# Action item
Filter the entries below, keeping only lines with the word "label".

_ _ _ _ _

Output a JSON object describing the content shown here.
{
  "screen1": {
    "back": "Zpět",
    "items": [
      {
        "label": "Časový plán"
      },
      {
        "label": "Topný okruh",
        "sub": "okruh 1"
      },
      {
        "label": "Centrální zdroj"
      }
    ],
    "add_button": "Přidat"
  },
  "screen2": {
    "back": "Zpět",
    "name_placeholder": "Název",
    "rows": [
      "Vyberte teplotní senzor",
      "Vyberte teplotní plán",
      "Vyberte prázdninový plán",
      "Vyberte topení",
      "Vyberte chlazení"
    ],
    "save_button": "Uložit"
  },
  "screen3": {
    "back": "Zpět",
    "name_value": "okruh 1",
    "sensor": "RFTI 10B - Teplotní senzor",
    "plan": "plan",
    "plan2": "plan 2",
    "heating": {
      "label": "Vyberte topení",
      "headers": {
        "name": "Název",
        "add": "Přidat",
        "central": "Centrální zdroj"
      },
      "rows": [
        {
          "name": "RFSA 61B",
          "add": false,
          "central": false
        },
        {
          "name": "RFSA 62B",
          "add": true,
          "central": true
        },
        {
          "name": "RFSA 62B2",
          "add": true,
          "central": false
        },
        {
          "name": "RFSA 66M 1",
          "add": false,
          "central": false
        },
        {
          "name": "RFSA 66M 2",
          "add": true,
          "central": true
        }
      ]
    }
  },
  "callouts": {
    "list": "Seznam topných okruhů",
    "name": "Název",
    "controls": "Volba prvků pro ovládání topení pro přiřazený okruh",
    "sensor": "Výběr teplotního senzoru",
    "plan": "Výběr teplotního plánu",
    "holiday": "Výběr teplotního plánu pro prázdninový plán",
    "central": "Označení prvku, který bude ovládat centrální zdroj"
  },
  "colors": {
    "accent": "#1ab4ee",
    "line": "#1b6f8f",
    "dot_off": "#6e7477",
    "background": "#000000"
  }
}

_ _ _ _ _

# Your solution
        "label": "Časový plán"
        "label": "Topný okruh",
        "label": "Centrální zdroj"
      "label": "Vyberte topení",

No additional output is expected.